Today, J. H. Fletcher & Co.™ controls more than 90 percent of the bolter market in this country. The company continuously searches for ways to improve the safety of underground mining. New Fletcher machines incorporate microprocessor controls in the operator's compartment that sense roof conditions, map the roof, set the parameters for bolting consistency, and contain complete parts and service manuals. The company has expanded into the industrial minerals industry, where it manufactures roof bolters, face drills and scalers.
"We learned early that if you let your people be responsible for their work, they do a better job," Bob says. "With that in mind, we established the company's single-bay manufacturing process, in which the same crew of workers builds the machine from the ground up. We try to keep our people. Every year their knowledge increases. We pay all but a small portion of our employees' health insurance, and it covers their entire families. We put a big emphasis on education, and we pay the tuition for their children to go to Marshall University in Huntington (or the dollar equivalent at another accredited school). Each employee participates in our profit sharing retirement fund. We add up to 15 percent to their yearly earnings and put it into their retirement fund, which he or she can begin to draw at 59-1/2 years of age."
"Everyone in the company seems ready to help. They're always willing to work overtime when needed; in many cases, we've made changes in our manufacturing when an employee suggested an improvement. We've built a very flexible organization, on the basis of safety and quality."
I was given a chance when born into this environment to do what I can to better it.
Bob is a Professional Engineer, and is a member of SME. He has given papers and cooperated with others doing the same at several coal conferences (usually about roof bolting).
He and Kae were joint chairs of the Huntington area March of Dimes when the Salk polio vaccine was introduced.
Bob was president of the Huntington United Fund the year it became the United Way. He also was president of the YMCA. He was a director of Huntington Federal Savings & Loan and was a member of the board of directors of Columbia Gas System.
He received an honorary Doctor of Law degree from West Virginia Wesleyan College, where he had been a board member for years.
He served as a member of the Huntington Regional Chamber of Commerce, and belongs to the Rotary Club of Huntington.
Bob Fletcher has worked his whole life in the coal industry. He's been with J. H. Fletcher & Co.™ for 70 years. His only job.
"In all my years, I've met very few people in the industry who weren't friendly," he says. "West Virginia people have been great to work with. They have a good attitude and work ethic. You can be looking for troubles, or looking at the good things you've enjoyed."
In 2001, Kae suffered a heart attack, followed by a stroke the following year. Bob was at her side, caring for her full-time until she died of another stroke in 2004, almost 72 years to the day after they met.

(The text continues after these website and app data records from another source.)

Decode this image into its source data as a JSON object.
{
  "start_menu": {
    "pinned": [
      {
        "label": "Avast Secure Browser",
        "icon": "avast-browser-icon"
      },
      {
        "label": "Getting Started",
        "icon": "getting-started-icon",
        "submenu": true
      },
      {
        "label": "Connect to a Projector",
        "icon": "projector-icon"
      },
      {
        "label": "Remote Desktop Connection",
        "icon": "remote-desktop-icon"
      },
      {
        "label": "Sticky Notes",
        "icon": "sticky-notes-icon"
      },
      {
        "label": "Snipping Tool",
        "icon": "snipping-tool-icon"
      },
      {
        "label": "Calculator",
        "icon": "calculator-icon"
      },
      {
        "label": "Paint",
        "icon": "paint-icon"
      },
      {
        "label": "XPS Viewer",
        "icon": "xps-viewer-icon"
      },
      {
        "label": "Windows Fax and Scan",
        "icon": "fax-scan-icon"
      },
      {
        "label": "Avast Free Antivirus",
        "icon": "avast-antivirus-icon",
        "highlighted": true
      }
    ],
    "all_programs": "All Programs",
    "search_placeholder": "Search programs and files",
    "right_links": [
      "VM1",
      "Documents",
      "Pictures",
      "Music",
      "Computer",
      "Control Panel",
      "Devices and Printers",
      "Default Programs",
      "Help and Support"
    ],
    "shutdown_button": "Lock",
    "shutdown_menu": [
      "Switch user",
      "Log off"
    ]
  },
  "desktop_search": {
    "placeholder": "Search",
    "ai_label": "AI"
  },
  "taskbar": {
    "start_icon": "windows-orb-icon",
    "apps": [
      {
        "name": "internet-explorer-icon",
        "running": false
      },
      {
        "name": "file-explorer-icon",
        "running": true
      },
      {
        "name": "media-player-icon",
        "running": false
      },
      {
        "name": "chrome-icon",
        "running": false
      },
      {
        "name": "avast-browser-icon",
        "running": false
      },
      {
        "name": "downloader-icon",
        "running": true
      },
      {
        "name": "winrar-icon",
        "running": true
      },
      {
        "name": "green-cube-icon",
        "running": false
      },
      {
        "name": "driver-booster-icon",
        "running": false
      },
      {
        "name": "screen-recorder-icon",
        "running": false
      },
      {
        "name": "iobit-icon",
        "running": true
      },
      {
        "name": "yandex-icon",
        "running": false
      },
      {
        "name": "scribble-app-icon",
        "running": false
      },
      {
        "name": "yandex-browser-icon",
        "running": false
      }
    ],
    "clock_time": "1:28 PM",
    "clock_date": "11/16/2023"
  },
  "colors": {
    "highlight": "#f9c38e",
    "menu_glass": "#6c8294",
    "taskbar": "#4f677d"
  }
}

Bob Fletcher's pace may have slowed from his younger days, although he appears fit and stands straight. The penetrating eyes are still sharp and the mind quick. Today, he spends summers in West Virginia and winters in Florida. Every quarter, he attends the board of directors meeting of the company.
Controlling interest in the company is held by the family. A few years ago, Ray Parks became the first non-family member to be named president of the company, a position now held by Doug Hardman, also not a member of the Fletcher family.
"Shortly before Kae passed away, I sat beside her bed. We held hands and agreed we had lived a life without regret."